= What to do =
Go through the entries that follow and count every line with the string "this". Reply with the number only.
Supplied data section start
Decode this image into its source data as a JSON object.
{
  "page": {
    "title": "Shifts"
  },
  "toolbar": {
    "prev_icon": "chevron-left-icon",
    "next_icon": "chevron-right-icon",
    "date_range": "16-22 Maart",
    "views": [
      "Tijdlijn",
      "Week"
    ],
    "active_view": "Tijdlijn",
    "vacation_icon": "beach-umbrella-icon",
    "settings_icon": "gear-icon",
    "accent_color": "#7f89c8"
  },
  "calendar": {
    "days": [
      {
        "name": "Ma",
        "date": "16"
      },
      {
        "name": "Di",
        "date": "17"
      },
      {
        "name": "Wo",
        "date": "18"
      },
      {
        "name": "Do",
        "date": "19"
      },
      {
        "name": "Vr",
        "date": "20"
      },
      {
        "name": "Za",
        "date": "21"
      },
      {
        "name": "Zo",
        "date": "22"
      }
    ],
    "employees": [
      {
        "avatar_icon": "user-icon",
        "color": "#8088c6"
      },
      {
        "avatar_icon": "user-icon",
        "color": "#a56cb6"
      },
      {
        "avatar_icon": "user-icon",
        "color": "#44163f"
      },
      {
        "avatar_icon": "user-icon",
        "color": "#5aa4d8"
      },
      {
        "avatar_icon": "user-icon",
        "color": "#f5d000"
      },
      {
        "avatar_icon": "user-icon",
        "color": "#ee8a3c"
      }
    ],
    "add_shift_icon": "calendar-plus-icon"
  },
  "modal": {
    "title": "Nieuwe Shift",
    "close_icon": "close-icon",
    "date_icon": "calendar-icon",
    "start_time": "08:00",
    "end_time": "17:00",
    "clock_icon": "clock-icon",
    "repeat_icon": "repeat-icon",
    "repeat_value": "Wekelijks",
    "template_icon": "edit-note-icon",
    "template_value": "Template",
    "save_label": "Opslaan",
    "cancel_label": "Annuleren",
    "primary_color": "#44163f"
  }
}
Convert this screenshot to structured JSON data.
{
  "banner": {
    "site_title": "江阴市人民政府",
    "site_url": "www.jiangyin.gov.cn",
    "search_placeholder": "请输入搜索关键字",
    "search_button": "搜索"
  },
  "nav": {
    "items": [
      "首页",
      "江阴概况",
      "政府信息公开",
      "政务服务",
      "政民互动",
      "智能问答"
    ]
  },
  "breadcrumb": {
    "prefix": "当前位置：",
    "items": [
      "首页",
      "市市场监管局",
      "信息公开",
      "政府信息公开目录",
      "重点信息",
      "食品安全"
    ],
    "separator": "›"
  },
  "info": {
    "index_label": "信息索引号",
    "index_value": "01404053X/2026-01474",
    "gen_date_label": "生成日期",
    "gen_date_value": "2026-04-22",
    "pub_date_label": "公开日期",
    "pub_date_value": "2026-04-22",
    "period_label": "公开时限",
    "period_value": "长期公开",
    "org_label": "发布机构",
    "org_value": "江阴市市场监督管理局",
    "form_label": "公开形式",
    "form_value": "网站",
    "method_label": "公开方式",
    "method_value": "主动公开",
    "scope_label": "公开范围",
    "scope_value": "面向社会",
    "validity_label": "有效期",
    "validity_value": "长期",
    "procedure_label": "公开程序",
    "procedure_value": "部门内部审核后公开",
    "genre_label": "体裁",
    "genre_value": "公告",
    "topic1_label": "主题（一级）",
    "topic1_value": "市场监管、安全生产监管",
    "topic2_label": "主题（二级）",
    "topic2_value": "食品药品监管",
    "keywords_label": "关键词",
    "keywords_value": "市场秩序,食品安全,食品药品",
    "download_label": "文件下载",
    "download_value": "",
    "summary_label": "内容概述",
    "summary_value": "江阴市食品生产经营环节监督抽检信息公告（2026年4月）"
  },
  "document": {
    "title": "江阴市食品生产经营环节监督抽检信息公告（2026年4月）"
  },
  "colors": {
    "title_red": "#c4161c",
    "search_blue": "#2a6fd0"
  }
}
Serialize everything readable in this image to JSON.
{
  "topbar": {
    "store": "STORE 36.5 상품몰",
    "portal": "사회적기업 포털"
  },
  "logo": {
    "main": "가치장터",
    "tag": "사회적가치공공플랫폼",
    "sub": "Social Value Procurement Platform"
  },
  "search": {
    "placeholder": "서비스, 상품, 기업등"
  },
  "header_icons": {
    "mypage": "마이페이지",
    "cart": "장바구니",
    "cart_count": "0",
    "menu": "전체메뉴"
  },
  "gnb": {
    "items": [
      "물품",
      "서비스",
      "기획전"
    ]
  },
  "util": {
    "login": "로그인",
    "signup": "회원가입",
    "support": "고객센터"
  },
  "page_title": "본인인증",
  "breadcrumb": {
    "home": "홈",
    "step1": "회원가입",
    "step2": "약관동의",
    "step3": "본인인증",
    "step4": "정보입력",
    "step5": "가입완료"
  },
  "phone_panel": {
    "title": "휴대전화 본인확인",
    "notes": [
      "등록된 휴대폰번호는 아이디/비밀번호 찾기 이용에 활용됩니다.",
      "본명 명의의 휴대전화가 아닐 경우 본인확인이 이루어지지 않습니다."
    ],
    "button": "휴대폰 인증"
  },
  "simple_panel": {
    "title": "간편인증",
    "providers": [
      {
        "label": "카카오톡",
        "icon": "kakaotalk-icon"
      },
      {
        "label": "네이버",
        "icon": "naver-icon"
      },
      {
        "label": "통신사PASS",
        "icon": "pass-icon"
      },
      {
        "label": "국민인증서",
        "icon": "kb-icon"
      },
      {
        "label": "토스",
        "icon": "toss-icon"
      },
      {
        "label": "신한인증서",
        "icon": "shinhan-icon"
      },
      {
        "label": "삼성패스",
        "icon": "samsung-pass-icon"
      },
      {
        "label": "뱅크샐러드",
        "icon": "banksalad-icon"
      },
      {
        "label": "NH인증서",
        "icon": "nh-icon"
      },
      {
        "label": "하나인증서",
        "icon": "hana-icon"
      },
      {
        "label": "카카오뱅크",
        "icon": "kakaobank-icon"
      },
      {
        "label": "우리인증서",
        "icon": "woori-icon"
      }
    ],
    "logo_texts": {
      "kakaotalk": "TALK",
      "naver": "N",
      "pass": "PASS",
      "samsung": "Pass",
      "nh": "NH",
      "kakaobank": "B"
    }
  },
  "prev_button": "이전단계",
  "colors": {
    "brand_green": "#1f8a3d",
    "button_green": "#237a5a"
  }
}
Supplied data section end
= Expected answer =
3